How to Get to King’s–Sans Gas
by MacKenzie Crawford
Every regular academic year, Kingâ€™s students and staff drive at least 1.62 million kilometers to and from campus. Thatâ€™s a recent number that even excludes the spring and summer terms, and assumes people only drive to and from campus once per day! Clearly, thereâ€™s a challenge that some of us face â€“ weâ€™re right beside a truck driver training school, weâ€™re a slightly inconvenient distance away from a major bus terminal, some days are very cold in the winter, and we have a very inviting free parking lot. So how does one go about getting here without participating in the assumption that personal cars are the way to go?
There are myriad reasons why one would want to avoid personal car use ranging from personal health to economic implications. Our car culture is built upon a legacy of decades of artificially-cheap subsidized energy with an implied belief that the supply can last forever with few harmful effects. Weâ€™re very sensitive to urban planning and our built environment, and Edmonton is highly geared towards automobile transport, not alternative modes of transportation.
Weâ€™ve been fooled into normative behaviours that are sometimes hard to overcome. I believe that cars are too expensive to use to get to school when one adds up the costs of insurance, weekly gas, maintenance, and potential accidents. Our health during the academic year is very sensitive to begin with. Even a short daily trip of walking or biking can make large impacts on our grades and long-term health. We tend not to notice the stress that is placed on us by navigating busy streets (I hardly ever feel like driving home from Kingâ€™s in the 4-6 rush hour), and the inherent daily feeling of being rushed that comes from driving our streets – never mind the fact that our â€śfreeâ€ť parking lot actually costs students a whopping amount of money per year in tuition and other funding to maintain such infrastructure. We also have moral and theological obligations as Christians to consider whether driving a personal vehicle is good stewardship of the worldâ€™s resources.
Not that I want to get anyone riled up. I just want to share my experience of getting to campus. Sure, there are plenty of students that live less than 1 km from school and still warm up their cars and drive to school in the winter which is enough to get me riled up, but I think itâ€™s most important that getting here be more relaxing, healthy, and enjoyable. Even economic calculations of quality of life now take into account things like commuter stress, lost opportunity costs, and sedentary health impacts. Certainly, there are stressors associated with alternative transport such as difficult transfers, poorly linked bike paths, high-resistance streets, availability of space and timing of transit vehicles, and aesthetically deficient neighbourhoods, but many of these will not change without greater public demand for good urban planning.

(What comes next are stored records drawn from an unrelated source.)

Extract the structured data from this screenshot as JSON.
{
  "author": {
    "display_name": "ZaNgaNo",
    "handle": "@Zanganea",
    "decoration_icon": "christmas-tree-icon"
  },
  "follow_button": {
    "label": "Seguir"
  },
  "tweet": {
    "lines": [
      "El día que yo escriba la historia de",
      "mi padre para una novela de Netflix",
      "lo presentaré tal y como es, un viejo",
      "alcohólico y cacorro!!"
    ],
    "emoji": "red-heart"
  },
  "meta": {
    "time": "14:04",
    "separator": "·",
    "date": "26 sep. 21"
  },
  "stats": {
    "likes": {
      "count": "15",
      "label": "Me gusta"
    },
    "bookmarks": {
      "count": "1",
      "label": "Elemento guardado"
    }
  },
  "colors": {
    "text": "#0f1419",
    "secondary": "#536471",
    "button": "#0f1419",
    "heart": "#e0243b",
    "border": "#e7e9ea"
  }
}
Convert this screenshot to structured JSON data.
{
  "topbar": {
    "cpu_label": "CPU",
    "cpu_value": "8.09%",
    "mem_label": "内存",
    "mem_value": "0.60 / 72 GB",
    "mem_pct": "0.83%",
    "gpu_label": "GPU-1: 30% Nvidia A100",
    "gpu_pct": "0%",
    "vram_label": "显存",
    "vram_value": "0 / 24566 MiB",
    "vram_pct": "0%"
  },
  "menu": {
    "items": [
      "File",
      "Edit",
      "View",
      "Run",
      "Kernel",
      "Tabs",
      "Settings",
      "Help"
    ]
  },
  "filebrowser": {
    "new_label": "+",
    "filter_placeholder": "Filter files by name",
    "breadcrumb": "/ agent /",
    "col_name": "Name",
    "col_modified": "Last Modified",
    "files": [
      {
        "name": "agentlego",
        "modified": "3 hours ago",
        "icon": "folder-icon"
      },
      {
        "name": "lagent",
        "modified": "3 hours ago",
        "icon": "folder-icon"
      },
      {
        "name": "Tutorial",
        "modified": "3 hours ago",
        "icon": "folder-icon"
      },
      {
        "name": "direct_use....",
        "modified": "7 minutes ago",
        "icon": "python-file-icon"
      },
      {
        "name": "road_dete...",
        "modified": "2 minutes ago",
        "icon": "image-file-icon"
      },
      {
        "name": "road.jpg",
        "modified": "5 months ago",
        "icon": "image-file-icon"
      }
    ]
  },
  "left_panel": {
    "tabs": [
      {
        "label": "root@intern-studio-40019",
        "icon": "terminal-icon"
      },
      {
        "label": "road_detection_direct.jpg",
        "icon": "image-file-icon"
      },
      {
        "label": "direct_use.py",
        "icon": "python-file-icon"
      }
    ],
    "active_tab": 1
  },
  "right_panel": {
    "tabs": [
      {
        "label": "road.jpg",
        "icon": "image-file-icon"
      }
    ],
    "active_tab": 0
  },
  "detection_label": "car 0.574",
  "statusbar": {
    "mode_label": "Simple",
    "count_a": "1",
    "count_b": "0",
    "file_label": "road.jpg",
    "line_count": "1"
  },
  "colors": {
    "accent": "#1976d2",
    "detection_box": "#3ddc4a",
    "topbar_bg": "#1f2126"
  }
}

Ever since I got a U-Pass (a semester-long Edmonton Transit Pass) stamped onto my part-time U of A student ID, Iâ€™ve found it really hard to â€śneedâ€ť to drive my car to Kingâ€™s. That tiny nudge is what made me finally park the car. Sure, the bus route isnâ€™t perfect, but I compensate by throwing my bike on the busâ€™ bike rack and riding the rest of the way through quiet suburban streets. Admittedly, it takes slightly longer to get here by bus, but I donâ€™t have to worry about getting into a car accident on a snowy day, I can get some study or contemplation time into my day, and most importantly, my car just sits at home not chomping into my bank account. The pleasant realization that I havenâ€™t filled up the car for over a month is surprisingly freeing! The community aspect is wonderful too. When Iâ€™ve carpooled, biked next to, or taken the bus next to my fellow students, Iâ€™ve found that community ties are fostered far more than heading off in my sole social bubble-on-wheels.
So, how does one get here more easily? First, try to overcome the socialized assumption that one must fly solo and that one must arrive and leave absolutely as quickly as possible at all costs. Itâ€™s best to avoid traffic heavy roads like 50th street, instead using quieter roads and city bike routes, which can be investigated on Google Maps or Edmonton.ca. Use city bus routes, plan your route, and use the extra time to catch up on some class readings. While youâ€™re there, look at all the vehicles that can be taken off the road and how many more people could get around easily on transit if we reached the â€ścritical massâ€ť of transit ridership. If you live far away from bus routes, consider carpooling with others in your area. Last year, through a research project, Josh Culling and I identified many people who lived far away from Kingâ€™s, but were just a few blocks from other Kingâ€™s community members who were willing to carpool. You can use carpool.ca, put up a â€ścarpool wantedâ€ť poster on campus, or talk to other commuters. Most importantly, enjoy yourself, and remember that life is about living intentionally in your community, not fighting traffic.
This year, I hope to spend some time exploring what Kingâ€™s could look like if we had a mandatory U-Pass and some way for commuters to carpool. Obviously, those who are not well serviced by the Edmonton Transit System might not benefit as much from a U-Pass, but for a majority of students, their experience at Kingâ€™s might be a much more positive one due to the myriad benefits of non-automotive ways of getting to campus. As a community dedicated to sustainability and community, we owe it to ourselves to delve into this issue more deeply.
An abbreviated version of this article was published in The Chronicle on September 28.